■ **WHAT TO PRODUCE**:
Check each line of the records below and collect those that include the word "bottom".

■ **EXCERPTED DATA**:
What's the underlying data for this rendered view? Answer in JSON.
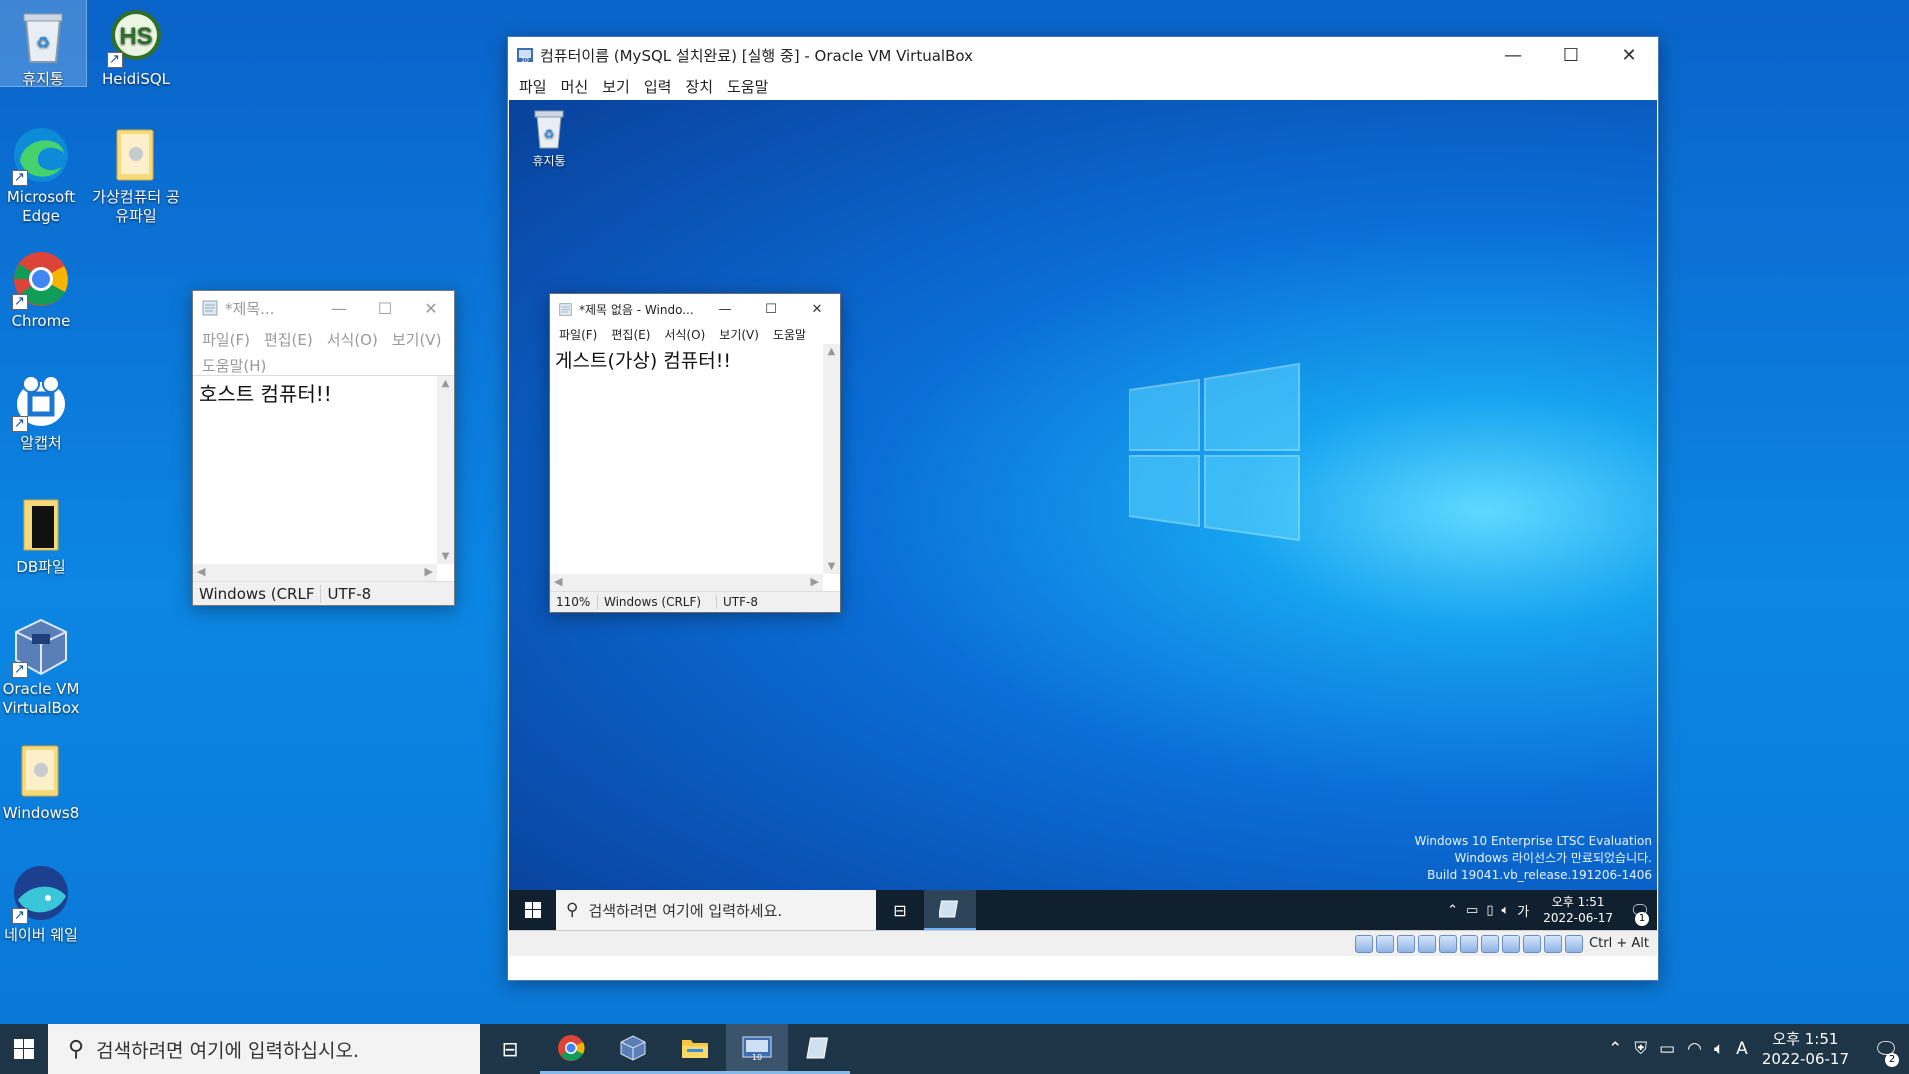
{
  "desktop": {
    "icons": {
      "recycle_bin": "휴지통",
      "heidisql": "HeidiSQL",
      "edge": "Microsoft Edge",
      "shared_folder": "가상컴퓨터 공유파일",
      "chrome": "Chrome",
      "alcapture": "알캡처",
      "db_folder": "DB파일",
      "virtualbox": "Oracle VM VirtualBox",
      "windows8": "Windows8",
      "whale": "네이버 웨일"
    }
  },
  "host_notepad": {
    "title": "*제목...",
    "menu": [
      "파일(F)",
      "편집(E)",
      "서식(O)",
      "보기(V)",
      "도움말(H)"
    ],
    "content": "호스트 컴퓨터!!",
    "status": {
      "eol": "Windows (CRLF",
      "encoding": "UTF-8"
    }
  },
  "vbox": {
    "title": "컴퓨터이름 (MySQL 설치완료) [실행 중] - Oracle VM VirtualBox",
    "menu": [
      "파일",
      "머신",
      "보기",
      "입력",
      "장치",
      "도움말"
    ],
    "host_key": "Ctrl + Alt"
  },
  "guest": {
    "recycle_bin": "휴지통",
    "notepad": {
      "title": "*제목 없음 - Windo...",
      "menu": [
        "파일(F)",
        "편집(E)",
        "서식(O)",
        "보기(V)",
        "도움말"
      ],
      "content": "게스트(가상) 컴퓨터!!",
      "status": {
        "zoom": "110%",
        "eol": "Windows (CRLF)",
        "encoding": "UTF-8"
      }
    },
    "watermark": {
      "line1": "Windows 10 Enterprise LTSC Evaluation",
      "line2": "Windows 라이선스가 만료되었습니다.",
      "line3": "Build 19041.vb_release.191206-1406"
    },
    "taskbar": {
      "search_placeholder": "검색하려면 여기에 입력하세요.",
      "ime": "가",
      "time": "오후 1:51",
      "date": "2022-06-17",
      "notifications": "1"
    }
  },
  "taskbar": {
    "search_placeholder": "검색하려면 여기에 입력하십시오.",
    "ime": "A",
    "time": "오후 1:51",
    "date": "2022-06-17",
    "notifications": "2"
  },
  "colors": {
    "desktop_blue": "#0a76d6",
    "taskbar": "#1e3447",
    "guest_taskbar": "#10202f"
  }
}
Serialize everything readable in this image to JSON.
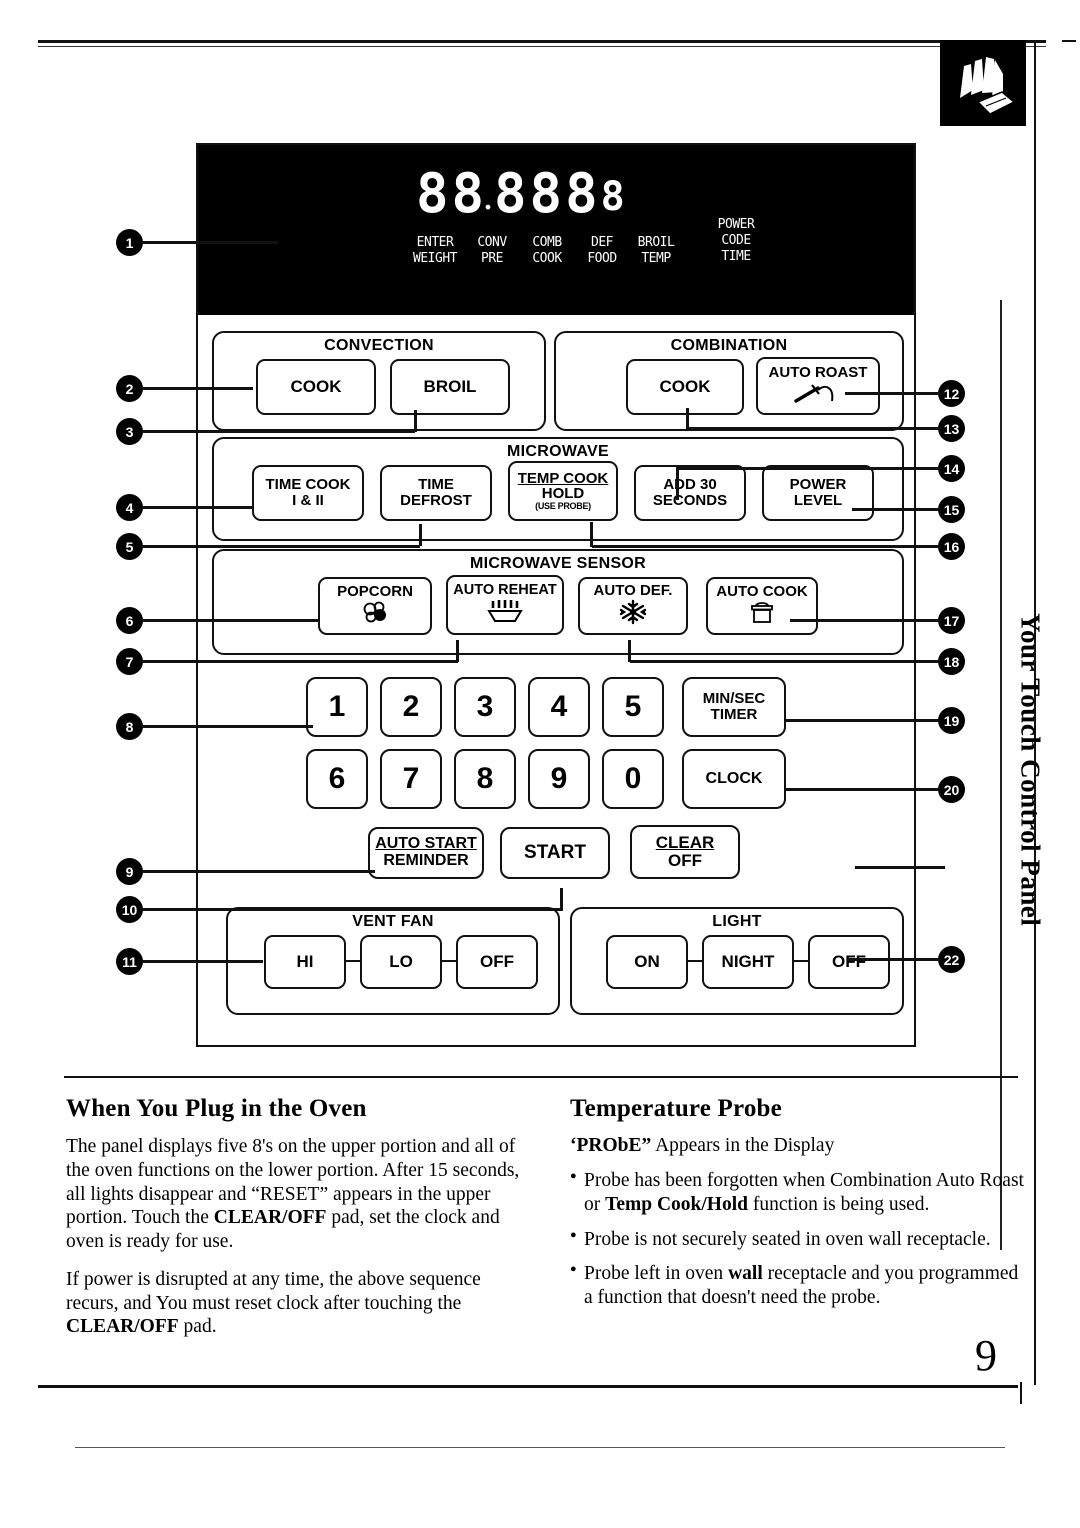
{
  "page": {
    "number": "9",
    "side_tab": "Your Touch Control Panel",
    "corner_icon": "hand-pressing-pad-icon"
  },
  "display": {
    "digits": [
      "8",
      "8",
      "8",
      "8",
      "8",
      "8"
    ],
    "decimal": ".",
    "labels": [
      {
        "top": "ENTER",
        "bottom": "WEIGHT"
      },
      {
        "top": "CONV",
        "bottom": "PRE"
      },
      {
        "top": "COMB",
        "bottom": "COOK"
      },
      {
        "top": "DEF",
        "bottom": "FOOD"
      },
      {
        "top": "BROIL",
        "bottom": "TEMP"
      }
    ],
    "power_label": {
      "l1": "POWER",
      "l2": "CODE",
      "l3": "TIME"
    }
  },
  "groups": {
    "convection": {
      "title": "CONVECTION",
      "buttons": [
        {
          "l1": "COOK",
          "icon": ""
        },
        {
          "l1": "BROIL",
          "icon": ""
        }
      ]
    },
    "combination": {
      "title": "COMBINATION",
      "buttons": [
        {
          "l1": "COOK",
          "icon": ""
        },
        {
          "l1": "AUTO ROAST",
          "icon": "temperature-probe-icon"
        }
      ]
    },
    "microwave": {
      "title": "MICROWAVE",
      "buttons": [
        {
          "l1": "TIME COOK",
          "l2": "I & II"
        },
        {
          "l1": "TIME",
          "l2": "DEFROST"
        },
        {
          "l1": "TEMP COOK",
          "l2": "HOLD",
          "l3": "(USE PROBE)"
        },
        {
          "l1": "ADD 30",
          "l2": "SECONDS"
        },
        {
          "l1": "POWER",
          "l2": "LEVEL"
        }
      ]
    },
    "microwave_sensor": {
      "title": "MICROWAVE SENSOR",
      "buttons": [
        {
          "l1": "POPCORN",
          "icon": "popcorn-icon"
        },
        {
          "l1": "AUTO REHEAT",
          "icon": "steaming-dish-icon"
        },
        {
          "l1": "AUTO DEF.",
          "icon": "snowflake-icon"
        },
        {
          "l1": "AUTO COOK",
          "icon": "covered-pot-icon"
        }
      ]
    },
    "vent_fan": {
      "title": "VENT FAN",
      "buttons": [
        {
          "l1": "HI"
        },
        {
          "l1": "LO"
        },
        {
          "l1": "OFF"
        }
      ]
    },
    "light": {
      "title": "LIGHT",
      "buttons": [
        {
          "l1": "ON"
        },
        {
          "l1": "NIGHT"
        },
        {
          "l1": "OFF"
        }
      ]
    }
  },
  "keypad": {
    "row1": [
      "1",
      "2",
      "3",
      "4",
      "5"
    ],
    "row2": [
      "6",
      "7",
      "8",
      "9",
      "0"
    ],
    "min_sec_timer": {
      "l1": "MIN/SEC",
      "l2": "TIMER"
    },
    "clock": {
      "l1": "CLOCK"
    }
  },
  "actions": {
    "auto_start": {
      "l1": "AUTO START",
      "l2": "REMINDER"
    },
    "start": {
      "l1": "START"
    },
    "clear_off": {
      "l1": "CLEAR",
      "l2": "OFF"
    }
  },
  "callouts": [
    "1",
    "2",
    "3",
    "4",
    "5",
    "6",
    "7",
    "8",
    "9",
    "10",
    "11",
    "12",
    "13",
    "14",
    "15",
    "16",
    "17",
    "18",
    "19",
    "20",
    "22"
  ],
  "text": {
    "left": {
      "heading": "When You Plug in the Oven",
      "p1_a": "The panel displays five 8's on the upper portion and all of the oven functions on the lower portion. After 15 seconds, all lights disappear and “RESET” appears in the upper portion. Touch the ",
      "p1_b": "CLEAR/OFF",
      "p1_c": " pad, set the clock and oven is ready for use.",
      "p2_a": "If power is disrupted at any time, the above sequence recurs, and You must reset clock after touching the ",
      "p2_b": "CLEAR/OFF",
      "p2_c": " pad."
    },
    "right": {
      "heading": "Temperature Probe",
      "sub_a": "‘PRObE”",
      "sub_b": " Appears in the Display",
      "b1_a": "Probe has been forgotten when Combination Auto Roast or ",
      "b1_b": "Temp Cook/Hold",
      "b1_c": " function is being used.",
      "b2": "Probe is not securely seated in oven wall receptacle.",
      "b3_a": "Probe left in oven ",
      "b3_b": "wall",
      "b3_c": " receptacle and you programmed a function that doesn't need the probe."
    }
  }
}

■ **YOUR SOLUTION**:
        "bottom": "WEIGHT"
        "bottom": "PRE"
        "bottom": "COOK"
        "bottom": "FOOD"
        "bottom": "TEMP"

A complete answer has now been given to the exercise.